→ **WORK TO BE COMPLETED**
Repeat every entry word for word, skipping the pictures.

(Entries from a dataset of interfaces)
---
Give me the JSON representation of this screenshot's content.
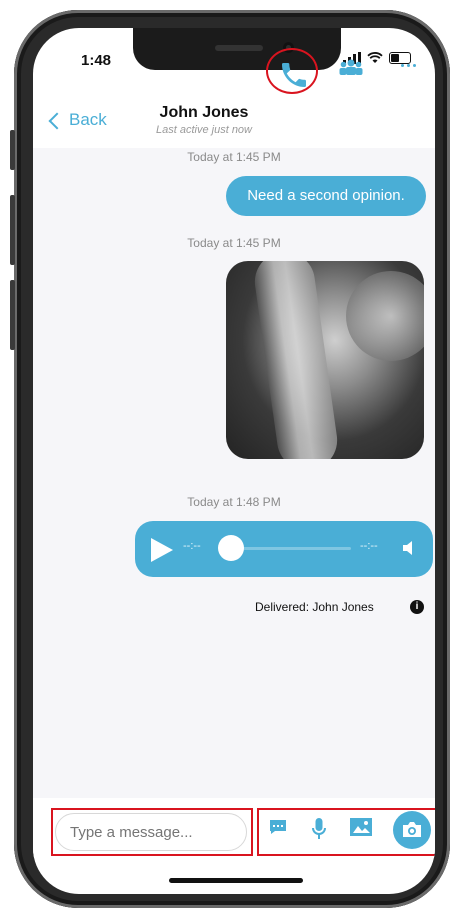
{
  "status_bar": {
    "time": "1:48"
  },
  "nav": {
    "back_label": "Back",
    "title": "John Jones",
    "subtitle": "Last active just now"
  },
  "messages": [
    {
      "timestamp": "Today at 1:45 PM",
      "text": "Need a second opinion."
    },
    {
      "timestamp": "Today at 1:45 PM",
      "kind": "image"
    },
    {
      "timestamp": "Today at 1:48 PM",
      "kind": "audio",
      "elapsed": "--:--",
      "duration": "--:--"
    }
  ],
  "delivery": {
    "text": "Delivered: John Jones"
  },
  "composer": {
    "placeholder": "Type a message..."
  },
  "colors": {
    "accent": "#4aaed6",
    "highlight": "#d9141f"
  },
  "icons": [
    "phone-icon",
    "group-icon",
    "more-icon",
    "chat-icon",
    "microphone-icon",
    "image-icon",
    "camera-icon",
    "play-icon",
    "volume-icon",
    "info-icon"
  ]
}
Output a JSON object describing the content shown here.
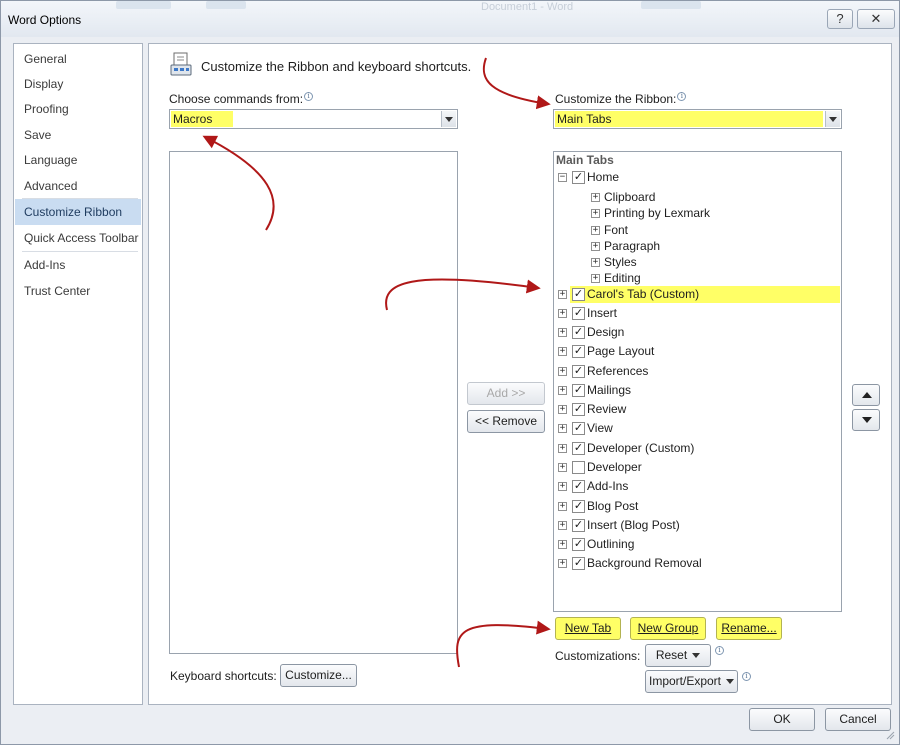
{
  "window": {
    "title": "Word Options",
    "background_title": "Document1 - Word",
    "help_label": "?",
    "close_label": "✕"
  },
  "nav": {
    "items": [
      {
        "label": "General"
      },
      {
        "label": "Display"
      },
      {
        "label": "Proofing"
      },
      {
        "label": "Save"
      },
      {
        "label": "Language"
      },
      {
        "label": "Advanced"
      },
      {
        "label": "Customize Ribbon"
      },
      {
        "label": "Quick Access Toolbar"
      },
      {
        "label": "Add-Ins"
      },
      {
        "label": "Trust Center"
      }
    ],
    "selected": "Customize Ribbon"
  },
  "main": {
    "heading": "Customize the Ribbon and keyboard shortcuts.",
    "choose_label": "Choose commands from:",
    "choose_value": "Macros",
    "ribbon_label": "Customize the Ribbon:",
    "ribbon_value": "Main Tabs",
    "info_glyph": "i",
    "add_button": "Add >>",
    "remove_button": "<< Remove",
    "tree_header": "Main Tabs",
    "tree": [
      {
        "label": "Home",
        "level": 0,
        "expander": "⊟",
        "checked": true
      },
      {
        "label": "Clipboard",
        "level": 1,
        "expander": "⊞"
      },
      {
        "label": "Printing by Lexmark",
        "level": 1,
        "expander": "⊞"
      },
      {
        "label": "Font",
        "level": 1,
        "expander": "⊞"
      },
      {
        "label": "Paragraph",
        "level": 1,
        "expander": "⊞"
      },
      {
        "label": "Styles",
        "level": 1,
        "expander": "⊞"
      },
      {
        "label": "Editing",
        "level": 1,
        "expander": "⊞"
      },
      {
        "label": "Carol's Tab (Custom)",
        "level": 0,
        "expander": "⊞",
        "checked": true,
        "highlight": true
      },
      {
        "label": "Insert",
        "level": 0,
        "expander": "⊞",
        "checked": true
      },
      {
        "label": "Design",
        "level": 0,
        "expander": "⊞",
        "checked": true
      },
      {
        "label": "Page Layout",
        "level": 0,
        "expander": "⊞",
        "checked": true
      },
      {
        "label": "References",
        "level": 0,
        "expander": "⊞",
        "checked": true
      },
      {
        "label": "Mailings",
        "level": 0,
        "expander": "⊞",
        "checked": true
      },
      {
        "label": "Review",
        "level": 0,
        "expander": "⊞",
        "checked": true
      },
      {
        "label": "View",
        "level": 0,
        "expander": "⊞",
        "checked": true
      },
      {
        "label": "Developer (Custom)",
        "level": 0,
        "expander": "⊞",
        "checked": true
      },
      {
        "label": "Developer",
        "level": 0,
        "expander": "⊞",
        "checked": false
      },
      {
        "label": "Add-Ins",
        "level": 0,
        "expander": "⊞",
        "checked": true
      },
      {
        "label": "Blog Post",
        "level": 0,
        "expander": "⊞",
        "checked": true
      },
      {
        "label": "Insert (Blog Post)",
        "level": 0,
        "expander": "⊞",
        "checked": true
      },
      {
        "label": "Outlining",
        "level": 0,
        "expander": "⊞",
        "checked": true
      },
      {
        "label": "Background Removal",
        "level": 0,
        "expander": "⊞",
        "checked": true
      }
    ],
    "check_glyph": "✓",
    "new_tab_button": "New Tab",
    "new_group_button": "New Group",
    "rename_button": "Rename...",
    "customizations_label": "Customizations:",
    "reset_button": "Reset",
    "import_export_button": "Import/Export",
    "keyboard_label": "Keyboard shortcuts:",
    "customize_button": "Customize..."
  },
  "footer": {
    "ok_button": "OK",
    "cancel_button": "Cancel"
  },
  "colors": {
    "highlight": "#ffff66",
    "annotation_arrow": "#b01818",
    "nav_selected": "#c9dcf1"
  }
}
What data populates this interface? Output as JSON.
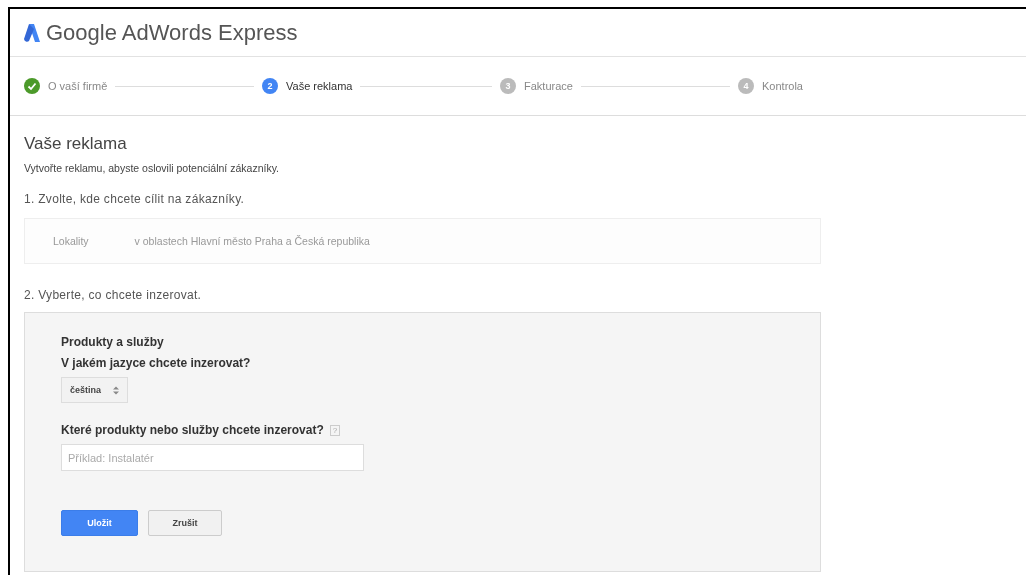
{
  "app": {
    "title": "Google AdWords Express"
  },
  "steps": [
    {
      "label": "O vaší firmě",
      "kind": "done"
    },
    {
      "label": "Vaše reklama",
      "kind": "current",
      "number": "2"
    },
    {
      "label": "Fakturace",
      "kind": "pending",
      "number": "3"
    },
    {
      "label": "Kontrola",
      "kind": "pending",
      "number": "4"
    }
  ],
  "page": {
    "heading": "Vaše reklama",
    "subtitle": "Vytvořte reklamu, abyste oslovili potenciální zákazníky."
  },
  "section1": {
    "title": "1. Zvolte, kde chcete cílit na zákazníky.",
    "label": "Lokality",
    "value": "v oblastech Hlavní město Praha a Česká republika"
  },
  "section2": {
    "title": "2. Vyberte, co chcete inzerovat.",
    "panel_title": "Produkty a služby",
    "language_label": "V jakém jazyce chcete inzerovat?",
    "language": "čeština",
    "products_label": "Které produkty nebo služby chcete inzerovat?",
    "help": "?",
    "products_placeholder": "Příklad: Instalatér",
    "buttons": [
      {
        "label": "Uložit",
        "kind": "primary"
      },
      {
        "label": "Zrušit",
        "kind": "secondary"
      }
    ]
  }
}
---
→ **TASK OUTPUT**
Give me the JSON representation of this screenshot's content.
{
  "status_bar": {
    "time": "1:48"
  },
  "nav": {
    "back_label": "Back",
    "title": "John Jones",
    "subtitle": "Last active just now"
  },
  "messages": [
    {
      "timestamp": "Today at 1:45 PM",
      "text": "Need a second opinion."
    },
    {
      "timestamp": "Today at 1:45 PM",
      "kind": "image"
    },
    {
      "timestamp": "Today at 1:48 PM",
      "kind": "audio",
      "elapsed": "--:--",
      "duration": "--:--"
    }
  ],
  "delivery": {
    "text": "Delivered: John Jones"
  },
  "composer": {
    "placeholder": "Type a message..."
  },
  "colors": {
    "accent": "#4aaed6",
    "highlight": "#d9141f"
  },
  "icons": [
    "phone-icon",
    "group-icon",
    "more-icon",
    "chat-icon",
    "microphone-icon",
    "image-icon",
    "camera-icon",
    "play-icon",
    "volume-icon",
    "info-icon"
  ]
}
Output a JSON object describing the content shown here.
{
  "window": {
    "title": "Word Options",
    "background_title": "Document1 - Word",
    "help_label": "?",
    "close_label": "✕"
  },
  "nav": {
    "items": [
      {
        "label": "General"
      },
      {
        "label": "Display"
      },
      {
        "label": "Proofing"
      },
      {
        "label": "Save"
      },
      {
        "label": "Language"
      },
      {
        "label": "Advanced"
      },
      {
        "label": "Customize Ribbon"
      },
      {
        "label": "Quick Access Toolbar"
      },
      {
        "label": "Add-Ins"
      },
      {
        "label": "Trust Center"
      }
    ],
    "selected": "Customize Ribbon"
  },
  "main": {
    "heading": "Customize the Ribbon and keyboard shortcuts.",
    "choose_label": "Choose commands from:",
    "choose_value": "Macros",
    "ribbon_label": "Customize the Ribbon:",
    "ribbon_value": "Main Tabs",
    "info_glyph": "i",
    "add_button": "Add >>",
    "remove_button": "<< Remove",
    "tree_header": "Main Tabs",
    "tree": [
      {
        "label": "Home",
        "level": 0,
        "expander": "⊟",
        "checked": true
      },
      {
        "label": "Clipboard",
        "level": 1,
        "expander": "⊞"
      },
      {
        "label": "Printing by Lexmark",
        "level": 1,
        "expander": "⊞"
      },
      {
        "label": "Font",
        "level": 1,
        "expander": "⊞"
      },
      {
        "label": "Paragraph",
        "level": 1,
        "expander": "⊞"
      },
      {
        "label": "Styles",
        "level": 1,
        "expander": "⊞"
      },
      {
        "label": "Editing",
        "level": 1,
        "expander": "⊞"
      },
      {
        "label": "Carol's Tab (Custom)",
        "level": 0,
        "expander": "⊞",
        "checked": true,
        "highlight": true
      },
      {
        "label": "Insert",
        "level": 0,
        "expander": "⊞",
        "checked": true
      },
      {
        "label": "Design",
        "level": 0,
        "expander": "⊞",
        "checked": true
      },
      {
        "label": "Page Layout",
        "level": 0,
        "expander": "⊞",
        "checked": true
      },
      {
        "label": "References",
        "level": 0,
        "expander": "⊞",
        "checked": true
      },
      {
        "label": "Mailings",
        "level": 0,
        "expander": "⊞",
        "checked": true
      },
      {
        "label": "Review",
        "level": 0,
        "expander": "⊞",
        "checked": true
      },
      {
        "label": "View",
        "level": 0,
        "expander": "⊞",
        "checked": true
      },
      {
        "label": "Developer (Custom)",
        "level": 0,
        "expander": "⊞",
        "checked": true
      },
      {
        "label": "Developer",
        "level": 0,
        "expander": "⊞",
        "checked": false
      },
      {
        "label": "Add-Ins",
        "level": 0,
        "expander": "⊞",
        "checked": true
      },
      {
        "label": "Blog Post",
        "level": 0,
        "expander": "⊞",
        "checked": true
      },
      {
        "label": "Insert (Blog Post)",
        "level": 0,
        "expander": "⊞",
        "checked": true
      },
      {
        "label": "Outlining",
        "level": 0,
        "expander": "⊞",
        "checked": true
      },
      {
        "label": "Background Removal",
        "level": 0,
        "expander": "⊞",
        "checked": true
      }
    ],
    "check_glyph": "✓",
    "new_tab_button": "New Tab",
    "new_group_button": "New Group",
    "rename_button": "Rename...",
    "customizations_label": "Customizations:",
    "reset_button": "Reset",
    "import_export_button": "Import/Export",
    "keyboard_label": "Keyboard shortcuts:",
    "customize_button": "Customize..."
  },
  "footer": {
    "ok_button": "OK",
    "cancel_button": "Cancel"
  },
  "colors": {
    "highlight": "#ffff66",
    "annotation_arrow": "#b01818",
    "nav_selected": "#c9dcf1"
  }
}
What data populates this interface? Output as JSON.
{
  "app": {
    "title": "Google AdWords Express"
  },
  "steps": [
    {
      "label": "O vaší firmě",
      "kind": "done"
    },
    {
      "label": "Vaše reklama",
      "kind": "current",
      "number": "2"
    },
    {
      "label": "Fakturace",
      "kind": "pending",
      "number": "3"
    },
    {
      "label": "Kontrola",
      "kind": "pending",
      "number": "4"
    }
  ],
  "page": {
    "heading": "Vaše reklama",
    "subtitle": "Vytvořte reklamu, abyste oslovili potenciální zákazníky."
  },
  "section1": {
    "title": "1. Zvolte, kde chcete cílit na zákazníky.",
    "label": "Lokality",
    "value": "v oblastech Hlavní město Praha a Česká republika"
  },
  "section2": {
    "title": "2. Vyberte, co chcete inzerovat.",
    "panel_title": "Produkty a služby",
    "language_label": "V jakém jazyce chcete inzerovat?",
    "language": "čeština",
    "products_label": "Které produkty nebo služby chcete inzerovat?",
    "help": "?",
    "products_placeholder": "Příklad: Instalatér",
    "buttons": [
      {
        "label": "Uložit",
        "kind": "primary"
      },
      {
        "label": "Zrušit",
        "kind": "secondary"
      }
    ]
  }
}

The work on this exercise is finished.